STOCKHOLM - Swedish prosecutors dropped a sexual assault probe against Julian Assange on Thursday, but the move failed to placate the Wikileaks founder who still faces a rape claim.
Two of the four allegations against the Australian - who has been holed up at Ecuador's London embassy since 2012 to avoid extradition - have reached their statute of limitations after five years.
"Now that the statute of limitations has expired on certain offences, I am obliged to drop part of the investigation," prosecutor Marianne Ny said.
But she said she still wanted to question the 44-year-old over the more serious claim of rape.
The accusations dropped involve one count of sexual assault and another of unlawful coercion. A separate allegation of sexual molestation will run out on August 18.
The Australian can still however be prosecuted for rape, which carries a 10-year statute of limitations that expires in 2020.
Assange has always denied the allegations brought by two Swedish women, and insists the sexual encounters were consensual.
"I am extremely disappointed. There was no need for any of this. I am an innocent man," Assange said in a statement after the prosecutor's decision.
He accused her of being "beyond incompetence" for failing to going to the Ecuador embassy to take his statement or to pledge he would not be sent to the United States.
Unable to access embassy
A member of his legal team, Baroness Helena Kennedy of Britain, also took aim at the Swedish prosecution.
"The evidence would never have stood in any court of law worthy of its name," she said in a statment, adding: "The remaining allegation is just as unlikely to lead to conviction."
Under Swedish law, if a suspect is not questioned before the deadline on the case expires, they can no longer be tried for the alleged crimes.
Despite repeated attempts, prosecutors say they have been unable to gain access to Ecuador's embassy.
They initially insisted Assange return to Sweden for interrogation - a condition he rejected for fear Stockholm could deliver him to US authorities, who may try him for leaking nearly 750,000 classified military and diplomatic documents in 2010.
In a U-turn in March, prosecutors agreed to Assange's compromise offer to question him inside the London mission but say they have yet to see their request approved by Ecuador because of procedural issues - leading critics to suspect Quito of playing the clock.
Attorneys for Assange however say suspicions Ecuador is using delaying tactics are unfounded.
"The (Swedish) request came in late and is being processed by Ecuador, which will certainly approve it after following its own procedures," Assange's Swedish lawyer Per Samuelsson told AFP earlier this month.
Claes Borgstrom, a lawyer for one of the two women accusing Assange of assault in 2010, said his client was trying to come to terms with the likelihood that the case will never be tried.

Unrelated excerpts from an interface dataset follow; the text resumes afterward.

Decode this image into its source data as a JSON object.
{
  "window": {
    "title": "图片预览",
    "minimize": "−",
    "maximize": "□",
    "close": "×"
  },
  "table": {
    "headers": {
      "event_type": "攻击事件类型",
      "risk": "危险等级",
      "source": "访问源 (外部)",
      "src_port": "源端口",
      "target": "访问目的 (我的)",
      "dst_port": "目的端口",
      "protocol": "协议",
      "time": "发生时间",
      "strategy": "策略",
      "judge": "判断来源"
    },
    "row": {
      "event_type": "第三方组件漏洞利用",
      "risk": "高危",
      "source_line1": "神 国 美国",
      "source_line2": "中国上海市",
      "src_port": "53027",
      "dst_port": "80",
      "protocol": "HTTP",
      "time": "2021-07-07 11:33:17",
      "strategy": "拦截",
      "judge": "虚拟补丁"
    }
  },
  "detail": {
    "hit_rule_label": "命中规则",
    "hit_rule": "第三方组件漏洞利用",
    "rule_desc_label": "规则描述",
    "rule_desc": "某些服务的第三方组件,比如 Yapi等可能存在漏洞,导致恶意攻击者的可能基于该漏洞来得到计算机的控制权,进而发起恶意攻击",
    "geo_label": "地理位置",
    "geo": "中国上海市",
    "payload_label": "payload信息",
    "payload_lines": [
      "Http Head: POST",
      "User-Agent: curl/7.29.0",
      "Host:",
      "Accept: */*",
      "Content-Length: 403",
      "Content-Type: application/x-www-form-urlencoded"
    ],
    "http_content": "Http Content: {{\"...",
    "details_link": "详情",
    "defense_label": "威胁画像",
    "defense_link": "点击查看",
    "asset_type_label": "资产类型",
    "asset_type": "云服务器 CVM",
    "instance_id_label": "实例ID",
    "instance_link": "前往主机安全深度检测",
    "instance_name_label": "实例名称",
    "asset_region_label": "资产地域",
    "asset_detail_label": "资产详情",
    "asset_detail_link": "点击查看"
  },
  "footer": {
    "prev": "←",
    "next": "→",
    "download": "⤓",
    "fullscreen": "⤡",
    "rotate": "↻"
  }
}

"She has always been ready to stand by her accusations and wanted to bring the case to court. But at the same time a weight has been lifted. This has been dragging on for five years and she wants to go back to her normal life," he told the daily Dagens Nyheter earlier this week.
Assange has compared living inside the embassy - which has no garden but is in the plush Knightsbridge district, near Harrods department store - to life on a space station.
His room, which measures 4.5m by 4m, is divided into an office and a living area. He has a treadmill, a shower, a microwave and a sun lamp and spends most of his day at his computer.
Assange is subject to a European arrest warrant. Britain has vowed to detain him if he sets foot outside the embassy, which is under constant police surveillance.